## Exercise brief
Could you write out each entry exactly as it reads?

──────── Provided records ────────

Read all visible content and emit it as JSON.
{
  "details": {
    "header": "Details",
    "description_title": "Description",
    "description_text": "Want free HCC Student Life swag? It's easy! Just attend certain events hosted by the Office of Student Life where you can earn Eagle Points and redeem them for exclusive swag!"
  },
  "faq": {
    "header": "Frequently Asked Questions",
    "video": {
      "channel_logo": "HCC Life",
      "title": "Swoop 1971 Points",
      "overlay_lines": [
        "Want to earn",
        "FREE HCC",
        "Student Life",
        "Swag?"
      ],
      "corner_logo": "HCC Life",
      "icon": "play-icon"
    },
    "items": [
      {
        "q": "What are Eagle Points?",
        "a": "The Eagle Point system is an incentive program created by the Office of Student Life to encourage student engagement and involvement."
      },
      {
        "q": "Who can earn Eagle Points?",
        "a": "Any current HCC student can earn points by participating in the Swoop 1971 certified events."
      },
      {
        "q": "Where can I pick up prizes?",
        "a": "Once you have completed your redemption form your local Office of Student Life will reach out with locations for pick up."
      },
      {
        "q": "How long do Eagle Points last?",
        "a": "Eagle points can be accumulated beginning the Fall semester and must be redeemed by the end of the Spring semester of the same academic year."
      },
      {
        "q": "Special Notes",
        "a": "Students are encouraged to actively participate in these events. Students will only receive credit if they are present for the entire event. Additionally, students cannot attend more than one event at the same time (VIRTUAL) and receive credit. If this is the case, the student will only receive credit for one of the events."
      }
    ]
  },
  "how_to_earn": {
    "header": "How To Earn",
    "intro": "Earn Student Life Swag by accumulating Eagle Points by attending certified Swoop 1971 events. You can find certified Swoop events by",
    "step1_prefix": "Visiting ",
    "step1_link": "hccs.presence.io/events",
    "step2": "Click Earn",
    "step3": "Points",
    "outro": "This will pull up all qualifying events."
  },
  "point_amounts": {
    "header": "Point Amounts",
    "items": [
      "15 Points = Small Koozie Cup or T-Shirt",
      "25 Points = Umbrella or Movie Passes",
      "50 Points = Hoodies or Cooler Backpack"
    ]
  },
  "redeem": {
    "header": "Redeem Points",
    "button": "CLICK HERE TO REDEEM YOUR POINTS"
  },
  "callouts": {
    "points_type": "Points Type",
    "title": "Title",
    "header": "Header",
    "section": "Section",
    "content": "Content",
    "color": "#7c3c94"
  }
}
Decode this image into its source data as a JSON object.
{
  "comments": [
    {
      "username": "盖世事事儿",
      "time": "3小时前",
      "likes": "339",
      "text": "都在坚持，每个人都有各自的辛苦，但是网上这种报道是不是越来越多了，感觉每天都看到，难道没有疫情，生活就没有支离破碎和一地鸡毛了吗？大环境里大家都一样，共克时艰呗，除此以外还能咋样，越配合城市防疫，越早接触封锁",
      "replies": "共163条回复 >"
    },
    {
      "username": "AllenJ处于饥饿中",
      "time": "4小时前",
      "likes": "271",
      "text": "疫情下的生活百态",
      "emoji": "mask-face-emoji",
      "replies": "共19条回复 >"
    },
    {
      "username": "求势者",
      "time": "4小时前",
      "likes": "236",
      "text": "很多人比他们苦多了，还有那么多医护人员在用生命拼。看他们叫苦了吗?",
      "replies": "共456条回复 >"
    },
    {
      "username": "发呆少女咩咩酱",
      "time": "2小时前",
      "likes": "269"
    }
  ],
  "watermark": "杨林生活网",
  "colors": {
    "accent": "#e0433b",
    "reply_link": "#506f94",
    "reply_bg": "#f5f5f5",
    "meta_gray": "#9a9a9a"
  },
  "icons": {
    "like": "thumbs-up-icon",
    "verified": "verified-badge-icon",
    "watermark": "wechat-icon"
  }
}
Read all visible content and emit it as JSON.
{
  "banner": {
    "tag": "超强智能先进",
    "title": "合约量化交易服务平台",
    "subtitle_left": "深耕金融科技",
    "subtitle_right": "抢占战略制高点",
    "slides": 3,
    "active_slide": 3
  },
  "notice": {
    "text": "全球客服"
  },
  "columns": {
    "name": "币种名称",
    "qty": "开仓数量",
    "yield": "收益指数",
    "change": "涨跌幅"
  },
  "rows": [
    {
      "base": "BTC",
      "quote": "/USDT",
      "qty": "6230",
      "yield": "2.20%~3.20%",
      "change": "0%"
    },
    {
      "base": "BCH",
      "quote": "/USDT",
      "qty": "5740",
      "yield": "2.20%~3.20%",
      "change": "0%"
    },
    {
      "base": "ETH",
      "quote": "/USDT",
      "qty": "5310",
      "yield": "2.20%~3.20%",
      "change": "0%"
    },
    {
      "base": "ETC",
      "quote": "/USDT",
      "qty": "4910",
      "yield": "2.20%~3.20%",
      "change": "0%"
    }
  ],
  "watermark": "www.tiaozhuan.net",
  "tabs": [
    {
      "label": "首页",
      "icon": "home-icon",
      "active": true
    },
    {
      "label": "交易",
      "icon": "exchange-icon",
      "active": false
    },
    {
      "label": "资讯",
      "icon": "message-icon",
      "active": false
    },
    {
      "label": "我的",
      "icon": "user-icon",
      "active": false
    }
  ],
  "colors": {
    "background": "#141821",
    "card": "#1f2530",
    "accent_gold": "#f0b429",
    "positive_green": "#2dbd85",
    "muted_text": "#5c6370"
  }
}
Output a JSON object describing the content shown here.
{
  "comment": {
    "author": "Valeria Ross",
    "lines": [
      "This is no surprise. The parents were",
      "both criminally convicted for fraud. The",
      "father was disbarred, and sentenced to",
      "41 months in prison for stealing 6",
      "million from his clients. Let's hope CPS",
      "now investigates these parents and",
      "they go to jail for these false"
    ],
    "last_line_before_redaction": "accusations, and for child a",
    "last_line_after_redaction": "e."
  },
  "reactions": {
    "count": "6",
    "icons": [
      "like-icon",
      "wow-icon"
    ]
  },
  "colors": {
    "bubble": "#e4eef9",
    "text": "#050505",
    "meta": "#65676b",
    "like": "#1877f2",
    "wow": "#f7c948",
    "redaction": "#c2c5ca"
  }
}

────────

## Answer space
Read all visible content and emit it as JSON.
{
  "details": {
    "header": "Details",
    "description_title": "Description",
    "description_text": "Want free HCC Student Life swag? It's easy! Just attend certain events hosted by the Office of Student Life where you can earn Eagle Points and redeem them for exclusive swag!"
  },
  "faq": {
    "header": "Frequently Asked Questions",
    "video": {
      "channel_logo": "HCC Life",
      "title": "Swoop 1971 Points",
      "overlay_lines": [
        "Want to earn",
        "FREE HCC",
        "Student Life",
        "Swag?"
      ],
      "corner_logo": "HCC Life",
      "icon": "play-icon"
    },
    "items": [
      {
        "q": "What are Eagle Points?",
        "a": "The Eagle Point system is an incentive program created by the Office of Student Life to encourage student engagement and involvement."
      },
      {
        "q": "Who can earn Eagle Points?",
        "a": "Any current HCC student can earn points by participating in the Swoop 1971 certified events."
      },
      {
        "q": "Where can I pick up prizes?",
        "a": "Once you have completed your redemption form your local Office of Student Life will reach out with locations for pick up."
      },
      {
        "q": "How long do Eagle Points last?",
        "a": "Eagle points can be accumulated beginning the Fall semester and must be redeemed by the end of the Spring semester of the same academic year."
      },
      {
        "q": "Special Notes",
        "a": "Students are encouraged to actively participate in these events. Students will only receive credit if they are present for the entire event. Additionally, students cannot attend more than one event at the same time (VIRTUAL) and receive credit. If this is the case, the student will only receive credit for one of the events."
      }
    ]
  },
  "how_to_earn": {
    "header": "How To Earn",
    "intro": "Earn Student Life Swag by accumulating Eagle Points by attending certified Swoop 1971 events. You can find certified Swoop events by",
    "step1_prefix": "Visiting ",
    "step1_link": "hccs.presence.io/events",
    "step2": "Click Earn",
    "step3": "Points",
    "outro": "This will pull up all qualifying events."
  },
  "point_amounts": {
    "header": "Point Amounts",
    "items": [
      "15 Points = Small Koozie Cup or T-Shirt",
      "25 Points = Umbrella or Movie Passes",
      "50 Points = Hoodies or Cooler Backpack"
    ]
  },
  "redeem": {
    "header": "Redeem Points",
    "button": "CLICK HERE TO REDEEM YOUR POINTS"
  },
  "callouts": {
    "points_type": "Points Type",
    "title": "Title",
    "header": "Header",
    "section": "Section",
    "content": "Content",
    "color": "#7c3c94"
  }
}
Decode this image into its source data as a JSON object.
{
  "comments": [
    {
      "username": "盖世事事儿",
      "time": "3小时前",
      "likes": "339",
      "text": "都在坚持，每个人都有各自的辛苦，但是网上这种报道是不是越来越多了，感觉每天都看到，难道没有疫情，生活就没有支离破碎和一地鸡毛了吗？大环境里大家都一样，共克时艰呗，除此以外还能咋样，越配合城市防疫，越早接触封锁",
      "replies": "共163条回复 >"
    },
    {
      "username": "AllenJ处于饥饿中",
      "time": "4小时前",
      "likes": "271",
      "text": "疫情下的生活百态",
      "emoji": "mask-face-emoji",
      "replies": "共19条回复 >"
    },
    {
      "username": "求势者",
      "time": "4小时前",
      "likes": "236",
      "text": "很多人比他们苦多了，还有那么多医护人员在用生命拼。看他们叫苦了吗?",
      "replies": "共456条回复 >"
    },
    {
      "username": "发呆少女咩咩酱",
      "time": "2小时前",
      "likes": "269"
    }
  ],
  "watermark": "杨林生活网",
  "colors": {
    "accent": "#e0433b",
    "reply_link": "#506f94",
    "reply_bg": "#f5f5f5",
    "meta_gray": "#9a9a9a"
  },
  "icons": {
    "like": "thumbs-up-icon",
    "verified": "verified-badge-icon",
    "watermark": "wechat-icon"
  }
}
Read all visible content and emit it as JSON.
{
  "banner": {
    "tag": "超强智能先进",
    "title": "合约量化交易服务平台",
    "subtitle_left": "深耕金融科技",
    "subtitle_right": "抢占战略制高点",
    "slides": 3,
    "active_slide": 3
  },
  "notice": {
    "text": "全球客服"
  },
  "columns": {
    "name": "币种名称",
    "qty": "开仓数量",
    "yield": "收益指数",
    "change": "涨跌幅"
  },
  "rows": [
    {
      "base": "BTC",
      "quote": "/USDT",
      "qty": "6230",
      "yield": "2.20%~3.20%",
      "change": "0%"
    },
    {
      "base": "BCH",
      "quote": "/USDT",
      "qty": "5740",
      "yield": "2.20%~3.20%",
      "change": "0%"
    },
    {
      "base": "ETH",
      "quote": "/USDT",
      "qty": "5310",
      "yield": "2.20%~3.20%",
      "change": "0%"
    },
    {
      "base": "ETC",
      "quote": "/USDT",
      "qty": "4910",
      "yield": "2.20%~3.20%",
      "change": "0%"
    }
  ],
  "watermark": "www.tiaozhuan.net",
  "tabs": [
    {
      "label": "首页",
      "icon": "home-icon",
      "active": true
    },
    {
      "label": "交易",
      "icon": "exchange-icon",
      "active": false
    },
    {
      "label": "资讯",
      "icon": "message-icon",
      "active": false
    },
    {
      "label": "我的",
      "icon": "user-icon",
      "active": false
    }
  ],
  "colors": {
    "background": "#141821",
    "card": "#1f2530",
    "accent_gold": "#f0b429",
    "positive_green": "#2dbd85",
    "muted_text": "#5c6370"
  }
}
Output a JSON object describing the content shown here.
{
  "comment": {
    "author": "Valeria Ross",
    "lines": [
      "This is no surprise. The parents were",
      "both criminally convicted for fraud. The",
      "father was disbarred, and sentenced to",
      "41 months in prison for stealing 6",
      "million from his clients. Let's hope CPS",
      "now investigates these parents and",
      "they go to jail for these false"
    ],
    "last_line_before_redaction": "accusations, and for child a",
    "last_line_after_redaction": "e."
  },
  "reactions": {
    "count": "6",
    "icons": [
      "like-icon",
      "wow-icon"
    ]
  },
  "colors": {
    "bubble": "#e4eef9",
    "text": "#050505",
    "meta": "#65676b",
    "like": "#1877f2",
    "wow": "#f7c948",
    "redaction": "#c2c5ca"
  }
}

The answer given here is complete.